"profit growth of UNH seems designed by an engineer. Suspiciously even, no?"
Suspicious? Not necessarily. The street analysts demand predictability. UNH gives them that. What does that really mean? Is it veniality or competence?
I think the attitude one takes toward investing in a company depends less on numbers and patterns (is it a rhombic thromboid or a teacup?) than on an assessment of management in the first place. I'm not saying numbers and patterns aren't important. I am saying it's more important to decide if you think management is competent, and if they are honest enough to resist selling out their employees and investors while they make theirs.
Repeating myself here but, IMO, a cynical view that managements always manipulate the reserves to manage earnings is as wrongheaded as the opposite view that managements will never manipulate the reserves for that purpose. Wrongheaded attitudes stand to lose you more opportunities than they gain you, for the simple reason that they are really just superstitions. They subsititute erroneous beliefs for hard thinking and analysis. This is precisely why analysts ask so many questions about reserves during earnings calls.

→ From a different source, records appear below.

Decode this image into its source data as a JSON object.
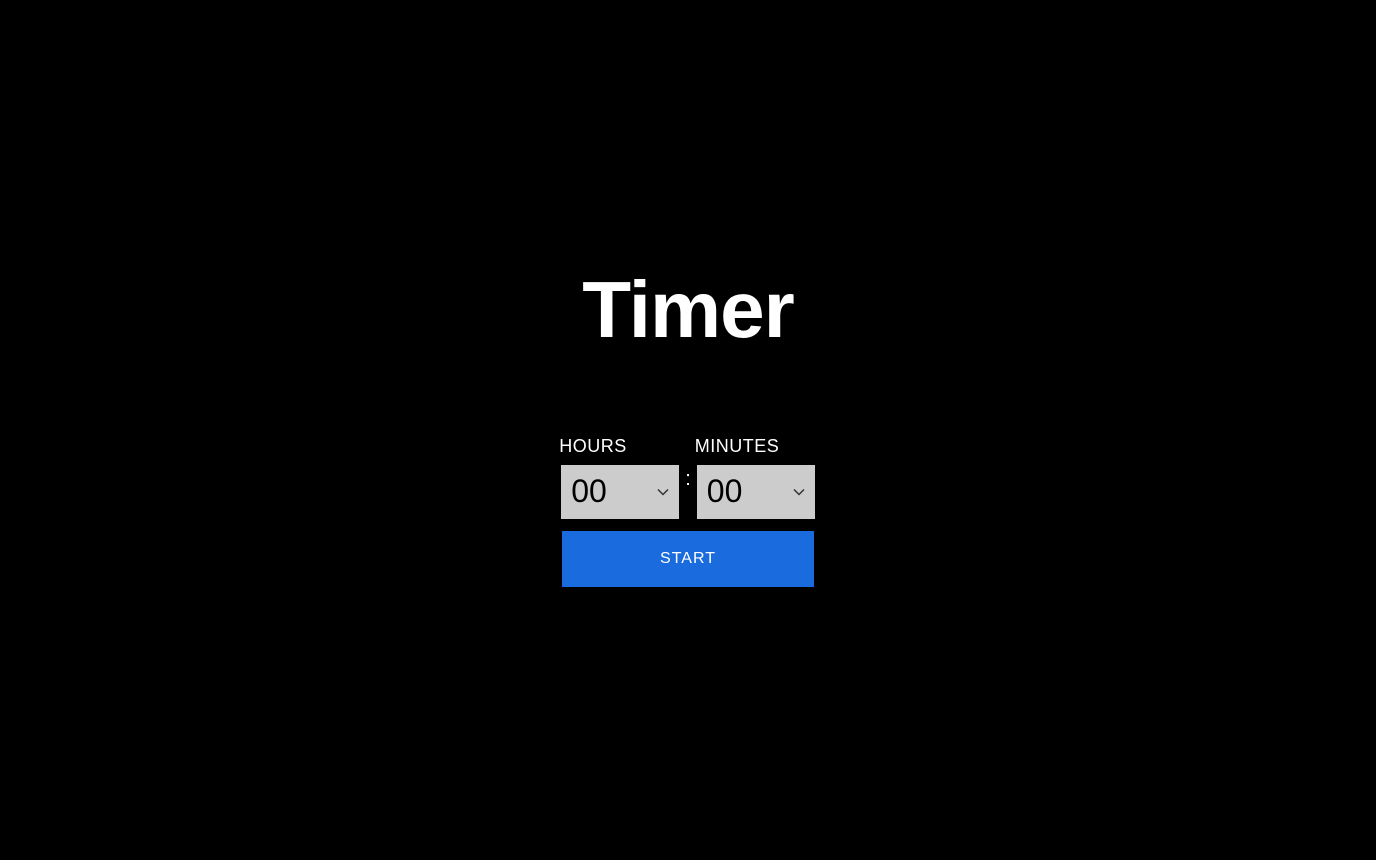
{
  "title": "Timer",
  "hours": {
    "label": "HOURS",
    "value": "00"
  },
  "minutes": {
    "label": "MINUTES",
    "value": "00"
  },
  "separator": ":",
  "start_label": "START",
  "colors": {
    "accent": "#1a6bdd",
    "background": "#000000",
    "select_bg": "#cccccc"
  }
}
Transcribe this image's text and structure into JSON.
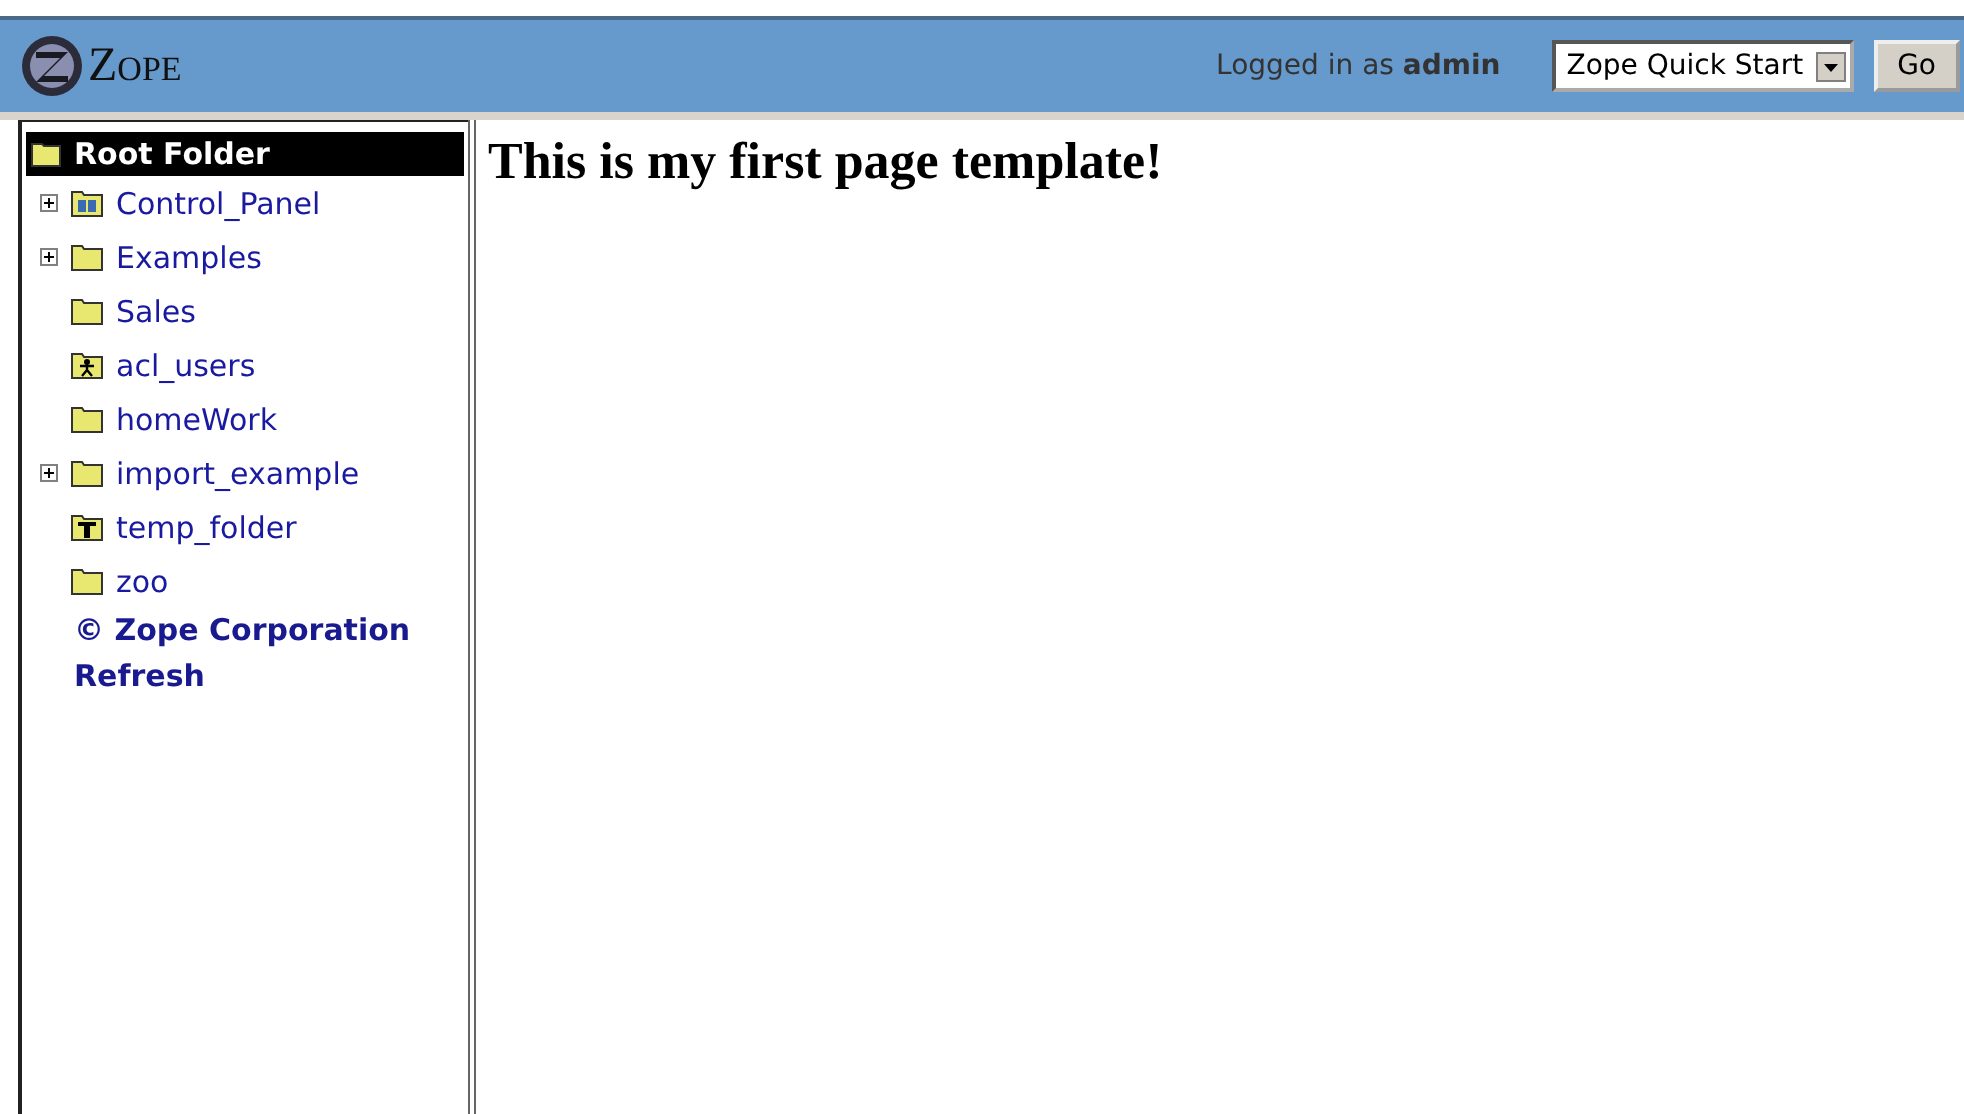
{
  "header": {
    "logo": "ZOPE",
    "login_label": "Logged in as",
    "login_user": "admin",
    "quick_start": {
      "value": "Zope Quick Start"
    },
    "go_button": "Go"
  },
  "tree": {
    "root": "Root Folder",
    "items": [
      {
        "label": "Control_Panel",
        "kind": "control",
        "expandable": true
      },
      {
        "label": "Examples",
        "kind": "folder",
        "expandable": true
      },
      {
        "label": "Sales",
        "kind": "folder",
        "expandable": false
      },
      {
        "label": "acl_users",
        "kind": "users",
        "expandable": false
      },
      {
        "label": "homeWork",
        "kind": "folder",
        "expandable": false
      },
      {
        "label": "import_example",
        "kind": "folder",
        "expandable": true
      },
      {
        "label": "temp_folder",
        "kind": "temp",
        "expandable": false
      },
      {
        "label": "zoo",
        "kind": "folder",
        "expandable": false
      }
    ],
    "links": [
      "© Zope Corporation",
      "Refresh"
    ]
  },
  "content": {
    "heading": "This is my first page template!"
  }
}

But that's just what I think.
Good luck tabla -
fembup gives an informed, detailed explanation of how difficult it is for insurance companies to manipulate earnings with reserves and you deny it and call him an idiot.
Since you must be a genius, would you be willing to explain how insurers screw with reserves? I'm sorry I'll miss any reply from you because I'm marking you ignore.
"What makes UNH so more appealing that other HMOS?"
For starters, I don't think UNH is more appealing. They're middle-of-the bell-curve average (however, the standard deviation is very narrow).
Besides, United is not simply an "HMO" - it's that and a lot of other things besides.
You asked, and here's my little screed on the subject. It may or may not strike you as reasonable. Sorry if you don't like it, it's just what I think.
The core businesses of managed care companies consist of basically same stuff. The differences between them in terms of the effectiveness and appeal of their products are surprisingly small - and usually temporary. What the average managed care company can do today would have rocked the market 5 years ago. They all achieve about the same care-management results today. They all use more or less the same technologies and knowledge bases. They are all about average. True, the bar has been raised -which is a positive development. But all the managed care companies still cluster more or less around the same bar, their long-term results have all been roughly the same.
But in the short-term, what can differentiate them? If you don't count good luck or bad luck, I suggest you look at the behavior of the management team. How do they treat their customers? Their suppliers? Their employees? How have they responded to change & adversity? How has the company business model evolved? Does the company have a discernable focus? Has management recently done something really really smart? Or, really, really stupid? And on and on--all questions intended to assess management competencies. OK, what about profit? Well, profit is keeping score, it's not a management competency. But did the company sell out to make this quarter, or is the profit sustainable? These are all very hard questions to answer. You cannot answer them without knowing (or guessing) something meaningful about management.
I think it's a hoot that boards like this so often consist of posts saying "XYZ is going down" or "shorts about to puke" or "the reverse teapot parallelogram means PE ratio is inverted" and other superstitious nonsense. That ignores the way that businesses function. Worse, it ignores the managements that are driving the businesses.
So I say pay close attention to management behavior. That strategy works for Warren Buffet, it'll work for you. 'Course, that means you'll have to do real homework (and I don't mean read up on charting).
No attempt to scare, but I see a real shift in this business model.
I believe the runup in profits, margins is ending and people should be aware that buying in at this level is extremely risky IMO.
My sources are very good, information credible.
Excess reserves, profit margins, and many other areas are about to come under more intense scrutiny than before.
Large insurers present a very ripe area of interest.
That is all I have to add on this...............
Thank you very much for your posting.
My question is now,
What makes UNH so more appealing that other HMOS?
How can possibly manage health for people a company that sells nearly 1M annual sales per employee?
Their health products are so more competitive?
Are their customers more healthy?
I will appreciate your opinion.